The World Health Organization considers mental well-being as an integral component of health. Long working hours, poor economic conditions and low-physical activity can reduce mental well-being. Scientists have provided evidence that dogs are able to recognize their owners’ behavioral changes, such as stress and joy, facial expressions and emotions. Dogs can also feel empathy and recognize selfish behaviors. Furthermore, dog-assisted interventions are increasingly used in different types of medical interventions.
It has been suggested that dog can improve human mental well-being in various ways. Dog-human interaction has been shown to elicit positive hormonal effects, increase human social interactions. Dog owners also tend to be more physically active, and feel less lonely within three months after adopting a dog.
The most widespread form of interspecies bonding occurs between humans and dogs.

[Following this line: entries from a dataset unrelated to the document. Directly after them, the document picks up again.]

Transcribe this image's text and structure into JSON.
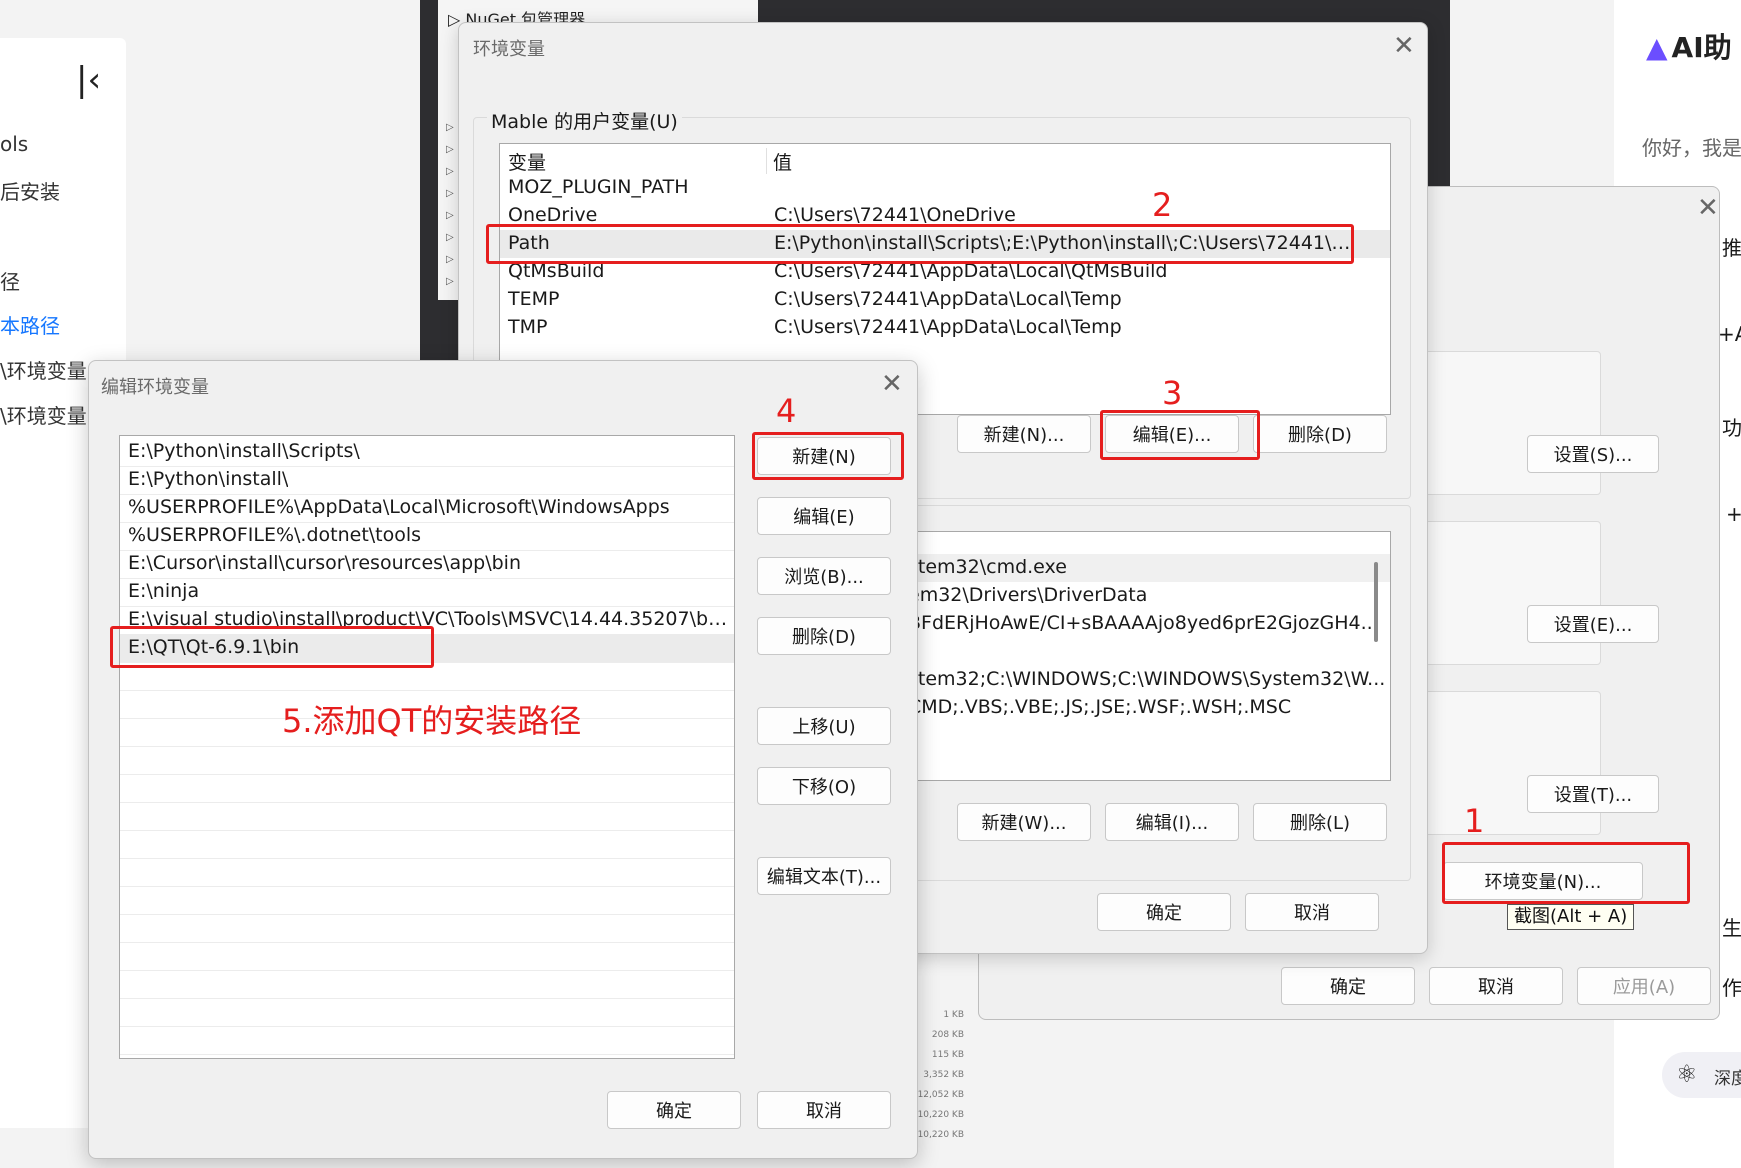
{
  "blog_sidebar": {
    "items": [
      "ols",
      "后安装",
      "径",
      "本路径",
      "\\环境变量",
      "\\环境变量"
    ],
    "active_index": 3
  },
  "ai_panel": {
    "title": "AI助",
    "greeting": "你好，我是",
    "deep_label": "深度"
  },
  "vs": {
    "nuget": "NuGet 包管理器"
  },
  "system_properties": {
    "buttons": {
      "settings_s": "设置(S)...",
      "settings_e": "设置(E)...",
      "settings_t": "设置(T)...",
      "env_vars": "环境变量(N)...",
      "ok": "确定",
      "cancel": "取消",
      "apply": "应用(A)"
    },
    "side_fragments": [
      "推",
      "+A",
      "功",
      "+",
      "生",
      "作"
    ]
  },
  "tooltip": "截图(Alt + A)",
  "env_dialog": {
    "title": "环境变量",
    "user_group_label": "Mable 的用户变量(U)",
    "columns": {
      "name": "变量",
      "value": "值"
    },
    "user_vars": [
      {
        "name": "MOZ_PLUGIN_PATH",
        "value": ""
      },
      {
        "name": "OneDrive",
        "value": "C:\\Users\\72441\\OneDrive"
      },
      {
        "name": "Path",
        "value": "E:\\Python\\install\\Scripts\\;E:\\Python\\install\\;C:\\Users\\72441\\AppDa..."
      },
      {
        "name": "QtMsBuild",
        "value": "C:\\Users\\72441\\AppData\\Local\\QtMsBuild"
      },
      {
        "name": "TEMP",
        "value": "C:\\Users\\72441\\AppData\\Local\\Temp"
      },
      {
        "name": "TMP",
        "value": "C:\\Users\\72441\\AppData\\Local\\Temp"
      }
    ],
    "selected_user_var": 2,
    "user_buttons": {
      "new": "新建(N)...",
      "edit": "编辑(E)...",
      "delete": "删除(D)"
    },
    "system_vars_visible": [
      "stem32\\cmd.exe",
      "em32\\Drivers\\DriverData",
      "BFdERjHoAwE/CI+sBAAAAjo8yed6prE2GjozGH4...",
      "",
      "stem32;C:\\WINDOWS;C:\\WINDOWS\\System32\\W...",
      "CMD;.VBS;.VBE;.JS;.JSE;.WSF;.WSH;.MSC"
    ],
    "system_buttons": {
      "new": "新建(W)...",
      "edit": "编辑(I)...",
      "delete": "删除(L)"
    },
    "ok": "确定",
    "cancel": "取消"
  },
  "edit_dialog": {
    "title": "编辑环境变量",
    "entries": [
      "E:\\Python\\install\\Scripts\\",
      "E:\\Python\\install\\",
      "%USERPROFILE%\\AppData\\Local\\Microsoft\\WindowsApps",
      "%USERPROFILE%\\.dotnet\\tools",
      "E:\\Cursor\\install\\cursor\\resources\\app\\bin",
      "E:\\ninja",
      "E:\\visual studio\\install\\product\\VC\\Tools\\MSVC\\14.44.35207\\bin\\Ho...",
      "E:\\QT\\Qt-6.9.1\\bin"
    ],
    "selected_index": 7,
    "buttons": {
      "new": "新建(N)",
      "edit": "编辑(E)",
      "browse": "浏览(B)...",
      "delete": "删除(D)",
      "move_up": "上移(U)",
      "move_down": "下移(O)",
      "edit_text": "编辑文本(T)..."
    },
    "ok": "确定",
    "cancel": "取消"
  },
  "annotations": {
    "step1": "1",
    "step2": "2",
    "step3": "3",
    "step4": "4",
    "step5": "5.添加QT的安装路径",
    "color": "#e51e1e"
  },
  "file_sizes": [
    "1 KB",
    "208 KB",
    "115 KB",
    "3,352 KB",
    "12,052 KB",
    "10,220 KB",
    "10,220 KB"
  ]
}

The dog was the first species to be domesticated 15,000 years ago, by the nomadic hunter-gatherers, while the Bonn-Oberkassel dog was the first domesticated dog that was buried beside human 14,200 years ago. The relationship was mutually beneficial; dogs protected humans and helped them hunt, while humans provided them with food and shelter. Through centuries dogs have performed many roles for people, such as hunting, herding, pulling loads, protection, assisting police and military.
However, it seems that dogs live to fulfil only one purpose: to love and to make their human-friends happy. In Homer’s epic poem the Odyssey, Odysseus returns home after 20 years, only to be recognized by his faithful dog, Argos, who died after facing him again. Every person who has ever owned a dog will assure you that their dog not only had emotions, but they also motivated them to express their feelings more freely.
Dogs are “non-human persons”. They experience richness of emotions even though they don’t have words to describe it. They have been our companions for thousands of years, offering us their unconditional love. Perhaps it is time for us to pay more attention to their needs and understand their thoughts and emotions.